(Extracted data entries)
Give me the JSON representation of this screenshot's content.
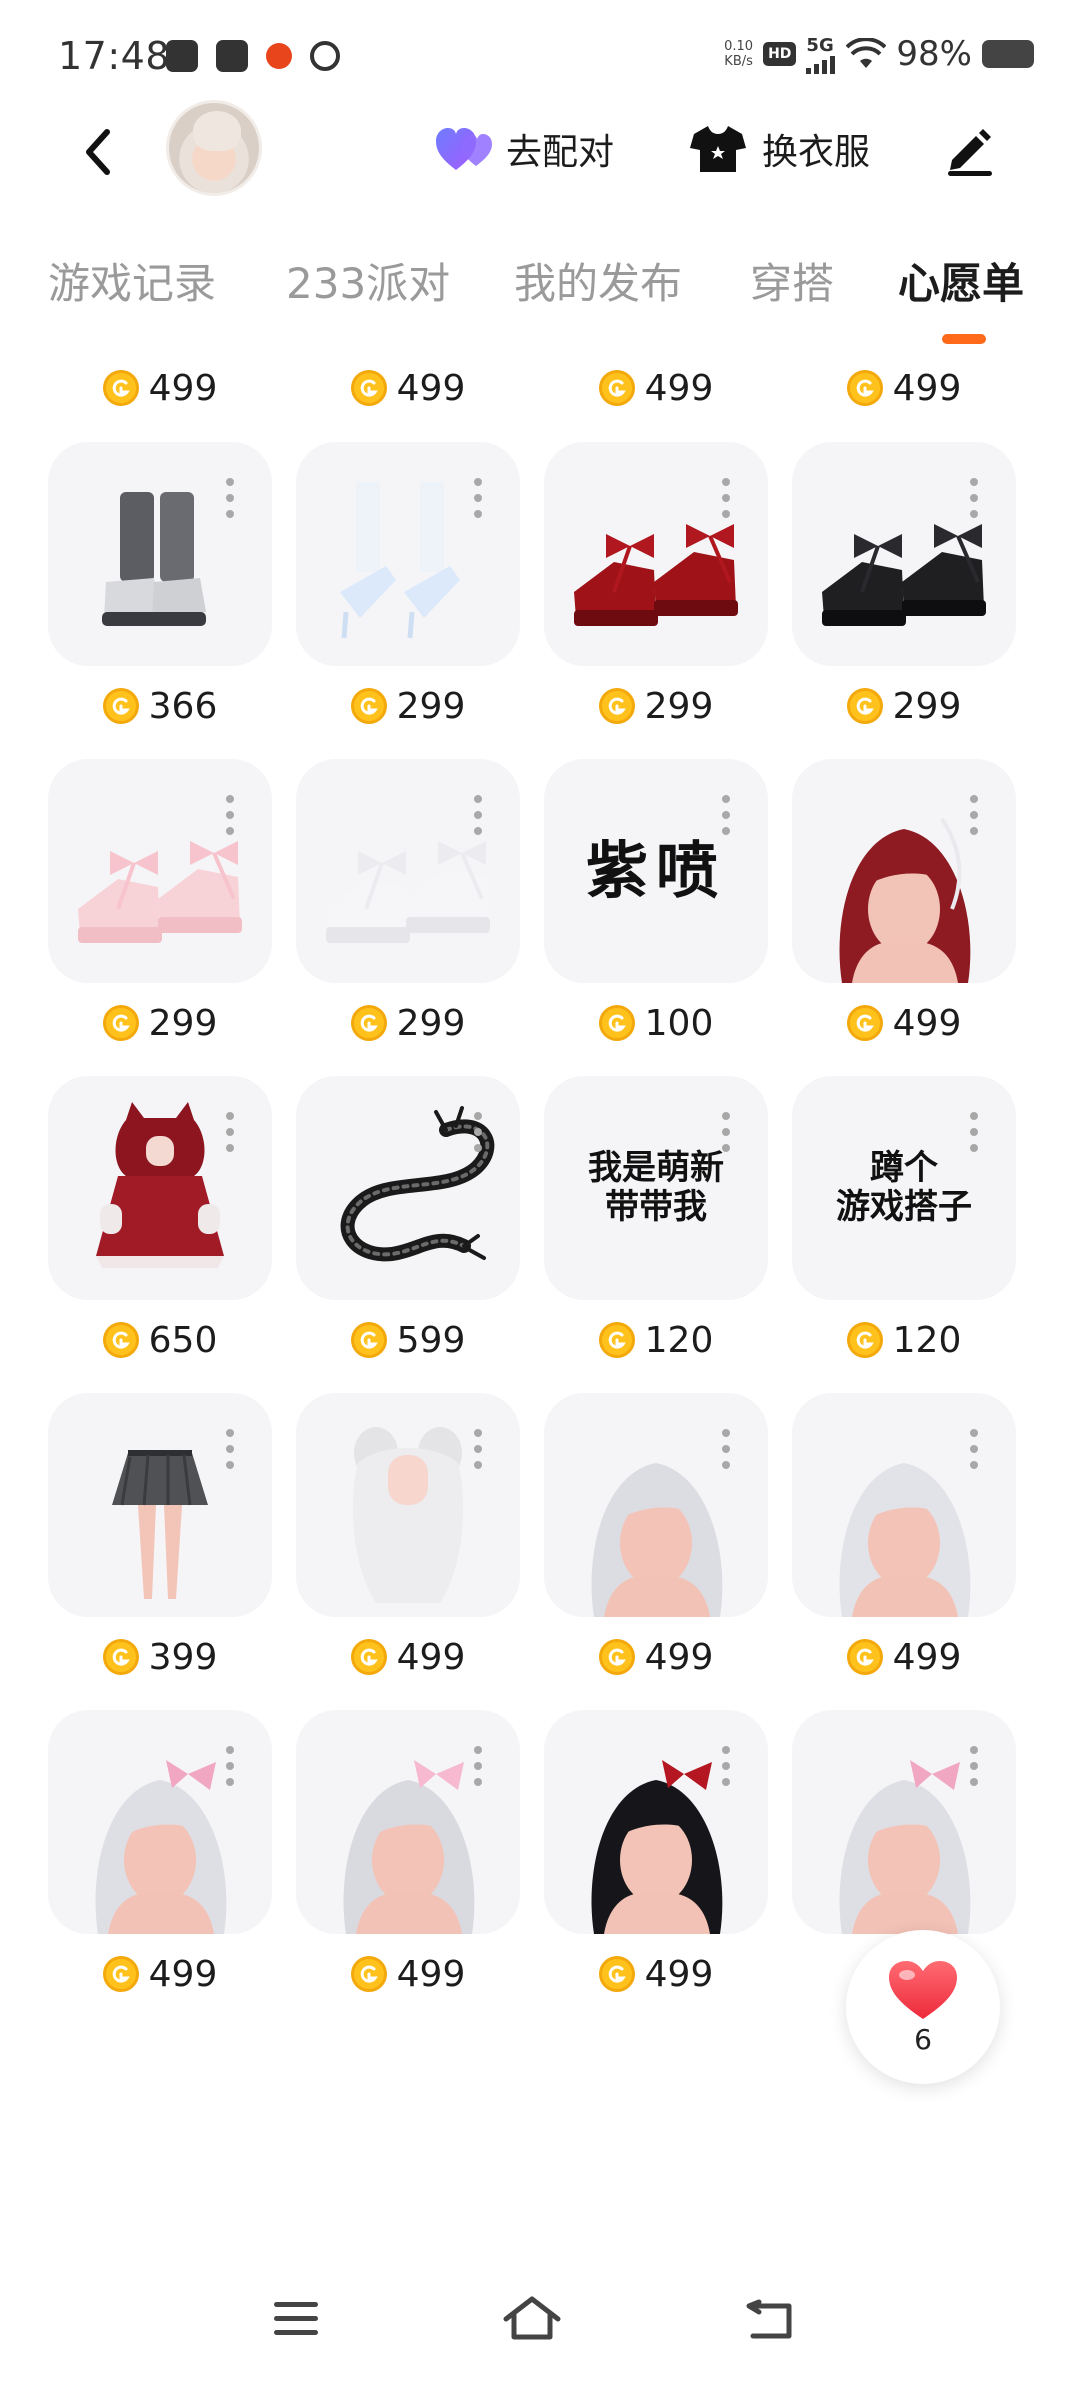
{
  "status_bar": {
    "time": "17:48",
    "net_speed_value": "0.10",
    "net_speed_unit": "KB/s",
    "hd_label": "HD",
    "network_label": "5G",
    "battery_percent": "98%",
    "left_icons": [
      "scissors-app-icon",
      "mail-app-icon",
      "basketball-app-icon",
      "orbit-app-icon"
    ]
  },
  "header": {
    "match_label": "去配对",
    "outfit_label": "换衣服",
    "colors": {
      "heart_gradient_start": "#6f7cff",
      "heart_gradient_end": "#a25cff"
    }
  },
  "tabs": [
    {
      "label": "游戏记录",
      "active": false
    },
    {
      "label": "233派对",
      "active": false
    },
    {
      "label": "我的发布",
      "active": false
    },
    {
      "label": "穿搭",
      "active": false
    },
    {
      "label": "心愿单",
      "active": true
    }
  ],
  "accent_color": "#ff6a1a",
  "coin_color": "#ffc21c",
  "wishlist": {
    "partial_row_prices": [
      "499",
      "499",
      "499",
      "499"
    ],
    "items": [
      {
        "price": "366",
        "art": "grey-boots"
      },
      {
        "price": "299",
        "art": "white-heels"
      },
      {
        "price": "299",
        "art": "red-platform-shoes"
      },
      {
        "price": "299",
        "art": "black-platform-shoes"
      },
      {
        "price": "299",
        "art": "pink-platform-shoes"
      },
      {
        "price": "299",
        "art": "white-platform-shoes"
      },
      {
        "price": "100",
        "art": "text",
        "text_lines": [
          "紫喷"
        ]
      },
      {
        "price": "499",
        "art": "red-long-hair"
      },
      {
        "price": "650",
        "art": "red-hood-dress"
      },
      {
        "price": "599",
        "art": "black-dragon"
      },
      {
        "price": "120",
        "art": "text",
        "text_lines": [
          "我是萌新",
          "带带我"
        ]
      },
      {
        "price": "120",
        "art": "text",
        "text_lines": [
          "蹲个",
          "游戏搭子"
        ]
      },
      {
        "price": "399",
        "art": "grey-skirt"
      },
      {
        "price": "499",
        "art": "white-twin-hair"
      },
      {
        "price": "499",
        "art": "silver-hair-a"
      },
      {
        "price": "499",
        "art": "silver-hair-b"
      },
      {
        "price": "499",
        "art": "silver-hair-pink-bow"
      },
      {
        "price": "499",
        "art": "silver-hair-c"
      },
      {
        "price": "499",
        "art": "black-hair-red-bows"
      },
      {
        "price": "",
        "art": "silver-hair-pink-ears"
      }
    ]
  },
  "favorite": {
    "count": "6"
  }
}
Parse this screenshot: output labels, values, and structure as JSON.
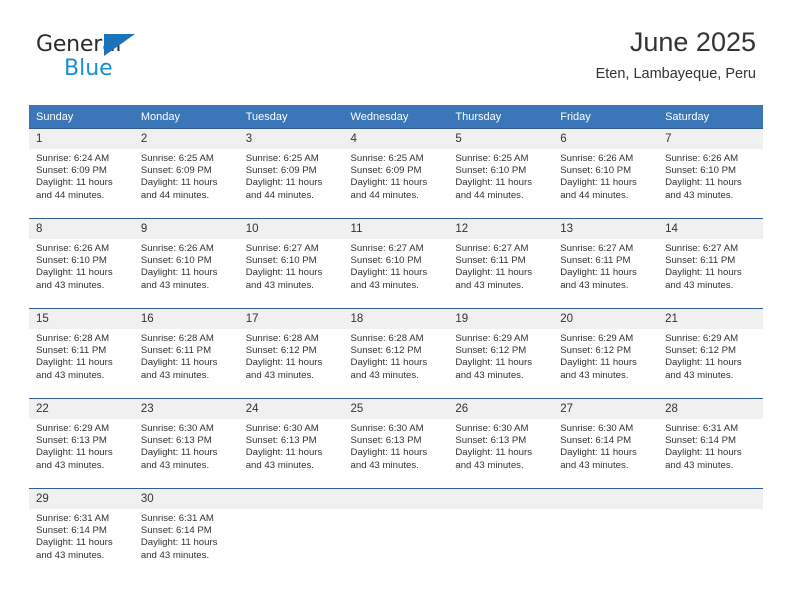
{
  "brand": {
    "name_top": "General",
    "name_bottom": "Blue",
    "logo_icon": "blue-triangle-icon",
    "accent_color": "#1b74bb",
    "secondary_color": "#1b8fd6"
  },
  "header": {
    "title": "June 2025",
    "subtitle": "Eten, Lambayeque, Peru"
  },
  "calendar": {
    "header_bg": "#3a76b8",
    "header_text_color": "#ffffff",
    "daynum_bg": "#f0f0f0",
    "weekdays": [
      "Sunday",
      "Monday",
      "Tuesday",
      "Wednesday",
      "Thursday",
      "Friday",
      "Saturday"
    ],
    "weeks": [
      [
        {
          "day": "1",
          "sunrise": "Sunrise: 6:24 AM",
          "sunset": "Sunset: 6:09 PM",
          "daylight_line1": "Daylight: 11 hours",
          "daylight_line2": "and 44 minutes."
        },
        {
          "day": "2",
          "sunrise": "Sunrise: 6:25 AM",
          "sunset": "Sunset: 6:09 PM",
          "daylight_line1": "Daylight: 11 hours",
          "daylight_line2": "and 44 minutes."
        },
        {
          "day": "3",
          "sunrise": "Sunrise: 6:25 AM",
          "sunset": "Sunset: 6:09 PM",
          "daylight_line1": "Daylight: 11 hours",
          "daylight_line2": "and 44 minutes."
        },
        {
          "day": "4",
          "sunrise": "Sunrise: 6:25 AM",
          "sunset": "Sunset: 6:09 PM",
          "daylight_line1": "Daylight: 11 hours",
          "daylight_line2": "and 44 minutes."
        },
        {
          "day": "5",
          "sunrise": "Sunrise: 6:25 AM",
          "sunset": "Sunset: 6:10 PM",
          "daylight_line1": "Daylight: 11 hours",
          "daylight_line2": "and 44 minutes."
        },
        {
          "day": "6",
          "sunrise": "Sunrise: 6:26 AM",
          "sunset": "Sunset: 6:10 PM",
          "daylight_line1": "Daylight: 11 hours",
          "daylight_line2": "and 44 minutes."
        },
        {
          "day": "7",
          "sunrise": "Sunrise: 6:26 AM",
          "sunset": "Sunset: 6:10 PM",
          "daylight_line1": "Daylight: 11 hours",
          "daylight_line2": "and 43 minutes."
        }
      ],
      [
        {
          "day": "8",
          "sunrise": "Sunrise: 6:26 AM",
          "sunset": "Sunset: 6:10 PM",
          "daylight_line1": "Daylight: 11 hours",
          "daylight_line2": "and 43 minutes."
        },
        {
          "day": "9",
          "sunrise": "Sunrise: 6:26 AM",
          "sunset": "Sunset: 6:10 PM",
          "daylight_line1": "Daylight: 11 hours",
          "daylight_line2": "and 43 minutes."
        },
        {
          "day": "10",
          "sunrise": "Sunrise: 6:27 AM",
          "sunset": "Sunset: 6:10 PM",
          "daylight_line1": "Daylight: 11 hours",
          "daylight_line2": "and 43 minutes."
        },
        {
          "day": "11",
          "sunrise": "Sunrise: 6:27 AM",
          "sunset": "Sunset: 6:10 PM",
          "daylight_line1": "Daylight: 11 hours",
          "daylight_line2": "and 43 minutes."
        },
        {
          "day": "12",
          "sunrise": "Sunrise: 6:27 AM",
          "sunset": "Sunset: 6:11 PM",
          "daylight_line1": "Daylight: 11 hours",
          "daylight_line2": "and 43 minutes."
        },
        {
          "day": "13",
          "sunrise": "Sunrise: 6:27 AM",
          "sunset": "Sunset: 6:11 PM",
          "daylight_line1": "Daylight: 11 hours",
          "daylight_line2": "and 43 minutes."
        },
        {
          "day": "14",
          "sunrise": "Sunrise: 6:27 AM",
          "sunset": "Sunset: 6:11 PM",
          "daylight_line1": "Daylight: 11 hours",
          "daylight_line2": "and 43 minutes."
        }
      ],
      [
        {
          "day": "15",
          "sunrise": "Sunrise: 6:28 AM",
          "sunset": "Sunset: 6:11 PM",
          "daylight_line1": "Daylight: 11 hours",
          "daylight_line2": "and 43 minutes."
        },
        {
          "day": "16",
          "sunrise": "Sunrise: 6:28 AM",
          "sunset": "Sunset: 6:11 PM",
          "daylight_line1": "Daylight: 11 hours",
          "daylight_line2": "and 43 minutes."
        },
        {
          "day": "17",
          "sunrise": "Sunrise: 6:28 AM",
          "sunset": "Sunset: 6:12 PM",
          "daylight_line1": "Daylight: 11 hours",
          "daylight_line2": "and 43 minutes."
        },
        {
          "day": "18",
          "sunrise": "Sunrise: 6:28 AM",
          "sunset": "Sunset: 6:12 PM",
          "daylight_line1": "Daylight: 11 hours",
          "daylight_line2": "and 43 minutes."
        },
        {
          "day": "19",
          "sunrise": "Sunrise: 6:29 AM",
          "sunset": "Sunset: 6:12 PM",
          "daylight_line1": "Daylight: 11 hours",
          "daylight_line2": "and 43 minutes."
        },
        {
          "day": "20",
          "sunrise": "Sunrise: 6:29 AM",
          "sunset": "Sunset: 6:12 PM",
          "daylight_line1": "Daylight: 11 hours",
          "daylight_line2": "and 43 minutes."
        },
        {
          "day": "21",
          "sunrise": "Sunrise: 6:29 AM",
          "sunset": "Sunset: 6:12 PM",
          "daylight_line1": "Daylight: 11 hours",
          "daylight_line2": "and 43 minutes."
        }
      ],
      [
        {
          "day": "22",
          "sunrise": "Sunrise: 6:29 AM",
          "sunset": "Sunset: 6:13 PM",
          "daylight_line1": "Daylight: 11 hours",
          "daylight_line2": "and 43 minutes."
        },
        {
          "day": "23",
          "sunrise": "Sunrise: 6:30 AM",
          "sunset": "Sunset: 6:13 PM",
          "daylight_line1": "Daylight: 11 hours",
          "daylight_line2": "and 43 minutes."
        },
        {
          "day": "24",
          "sunrise": "Sunrise: 6:30 AM",
          "sunset": "Sunset: 6:13 PM",
          "daylight_line1": "Daylight: 11 hours",
          "daylight_line2": "and 43 minutes."
        },
        {
          "day": "25",
          "sunrise": "Sunrise: 6:30 AM",
          "sunset": "Sunset: 6:13 PM",
          "daylight_line1": "Daylight: 11 hours",
          "daylight_line2": "and 43 minutes."
        },
        {
          "day": "26",
          "sunrise": "Sunrise: 6:30 AM",
          "sunset": "Sunset: 6:13 PM",
          "daylight_line1": "Daylight: 11 hours",
          "daylight_line2": "and 43 minutes."
        },
        {
          "day": "27",
          "sunrise": "Sunrise: 6:30 AM",
          "sunset": "Sunset: 6:14 PM",
          "daylight_line1": "Daylight: 11 hours",
          "daylight_line2": "and 43 minutes."
        },
        {
          "day": "28",
          "sunrise": "Sunrise: 6:31 AM",
          "sunset": "Sunset: 6:14 PM",
          "daylight_line1": "Daylight: 11 hours",
          "daylight_line2": "and 43 minutes."
        }
      ],
      [
        {
          "day": "29",
          "sunrise": "Sunrise: 6:31 AM",
          "sunset": "Sunset: 6:14 PM",
          "daylight_line1": "Daylight: 11 hours",
          "daylight_line2": "and 43 minutes."
        },
        {
          "day": "30",
          "sunrise": "Sunrise: 6:31 AM",
          "sunset": "Sunset: 6:14 PM",
          "daylight_line1": "Daylight: 11 hours",
          "daylight_line2": "and 43 minutes."
        },
        {
          "day": "",
          "sunrise": "",
          "sunset": "",
          "daylight_line1": "",
          "daylight_line2": ""
        },
        {
          "day": "",
          "sunrise": "",
          "sunset": "",
          "daylight_line1": "",
          "daylight_line2": ""
        },
        {
          "day": "",
          "sunrise": "",
          "sunset": "",
          "daylight_line1": "",
          "daylight_line2": ""
        },
        {
          "day": "",
          "sunrise": "",
          "sunset": "",
          "daylight_line1": "",
          "daylight_line2": ""
        },
        {
          "day": "",
          "sunrise": "",
          "sunset": "",
          "daylight_line1": "",
          "daylight_line2": ""
        }
      ]
    ]
  }
}
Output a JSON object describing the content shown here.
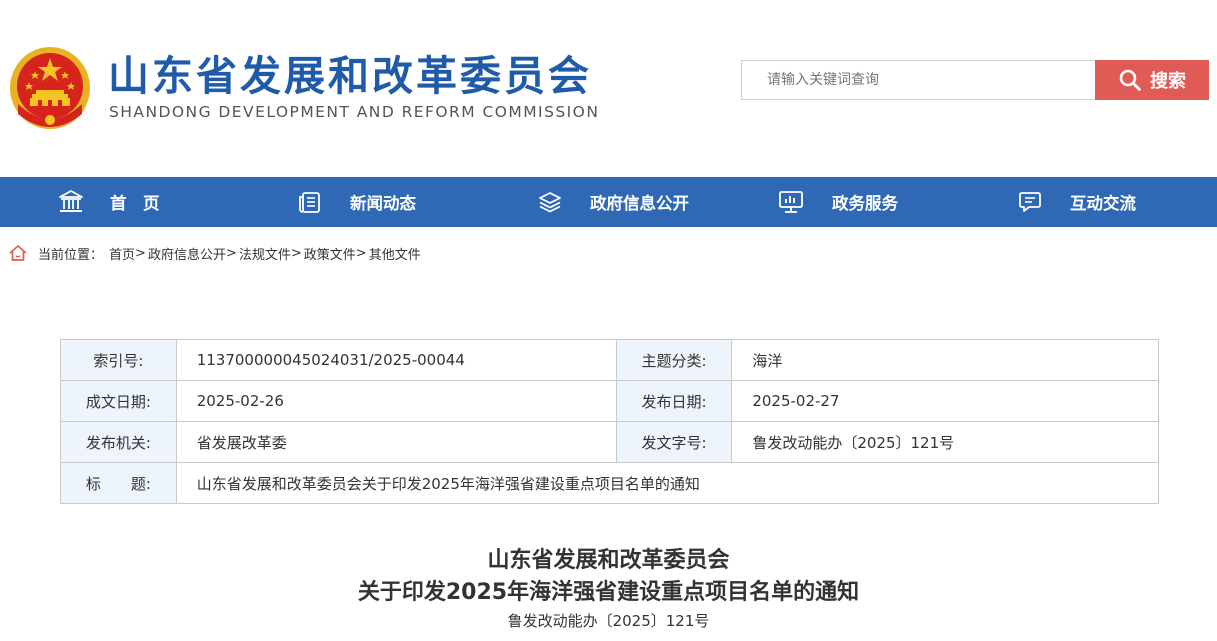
{
  "header": {
    "title": "山东省发展和改革委员会",
    "subtitle": "SHANDONG DEVELOPMENT AND REFORM COMMISSION",
    "logo_icon": "national-emblem-icon"
  },
  "search": {
    "placeholder": "请输入关键词查询",
    "button_label": "搜索",
    "button_color": "#e05a56"
  },
  "nav": {
    "background": "#2f68b4",
    "items": [
      {
        "label": "首　页",
        "icon": "building-icon"
      },
      {
        "label": "新闻动态",
        "icon": "document-list-icon"
      },
      {
        "label": "政府信息公开",
        "icon": "layers-icon"
      },
      {
        "label": "政务服务",
        "icon": "monitor-chart-icon"
      },
      {
        "label": "互动交流",
        "icon": "chat-bubble-icon"
      }
    ]
  },
  "breadcrumb": {
    "prefix": "当前位置：",
    "items": [
      "首页",
      "政府信息公开",
      "法规文件",
      "政策文件",
      "其他文件"
    ],
    "separator": ">"
  },
  "info": {
    "index_label": "索引号:",
    "index_value": "11370000004502403​1/2025-00044",
    "category_label": "主题分类:",
    "category_value": "海洋",
    "created_label": "成文日期:",
    "created_value": "2025-02-26",
    "published_label": "发布日期:",
    "published_value": "2025-02-27",
    "org_label": "发布机关:",
    "org_value": "省发展改革委",
    "docno_label": "发文字号:",
    "docno_value": "鲁发改动能办〔2025〕121号",
    "title_label": "标　　题:",
    "title_value": "山东省发展和改革委员会关于印发2025年海洋强省建设重点项目名单的通知"
  },
  "article": {
    "title_line1": "山东省发展和改革委员会",
    "title_line2": "关于印发2025年海洋强省建设重点项目名单的通知",
    "doc_number": "鲁发改动能办〔2025〕121号"
  }
}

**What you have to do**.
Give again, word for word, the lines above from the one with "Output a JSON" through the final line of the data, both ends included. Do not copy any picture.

**Written reply**.
Output a JSON object describing the content shown here.
{
  "header": {
    "title": "山东省发展和改革委员会",
    "subtitle": "SHANDONG DEVELOPMENT AND REFORM COMMISSION",
    "logo_icon": "national-emblem-icon"
  },
  "search": {
    "placeholder": "请输入关键词查询",
    "button_label": "搜索",
    "button_color": "#e05a56"
  },
  "nav": {
    "background": "#2f68b4",
    "items": [
      {
        "label": "首　页",
        "icon": "building-icon"
      },
      {
        "label": "新闻动态",
        "icon": "document-list-icon"
      },
      {
        "label": "政府信息公开",
        "icon": "layers-icon"
      },
      {
        "label": "政务服务",
        "icon": "monitor-chart-icon"
      },
      {
        "label": "互动交流",
        "icon": "chat-bubble-icon"
      }
    ]
  },
  "breadcrumb": {
    "prefix": "当前位置：",
    "items": [
      "首页",
      "政府信息公开",
      "法规文件",
      "政策文件",
      "其他文件"
    ],
    "separator": ">"
  },
  "info": {
    "index_label": "索引号:",
    "index_value": "11370000004502403​1/2025-00044",
    "category_label": "主题分类:",
    "category_value": "海洋",
    "created_label": "成文日期:",
    "created_value": "2025-02-26",
    "published_label": "发布日期:",
    "published_value": "2025-02-27",
    "org_label": "发布机关:",
    "org_value": "省发展改革委",
    "docno_label": "发文字号:",
    "docno_value": "鲁发改动能办〔2025〕121号",
    "title_label": "标　　题:",
    "title_value": "山东省发展和改革委员会关于印发2025年海洋强省建设重点项目名单的通知"
  },
  "article": {
    "title_line1": "山东省发展和改革委员会",
    "title_line2": "关于印发2025年海洋强省建设重点项目名单的通知",
    "doc_number": "鲁发改动能办〔2025〕121号"
  }
}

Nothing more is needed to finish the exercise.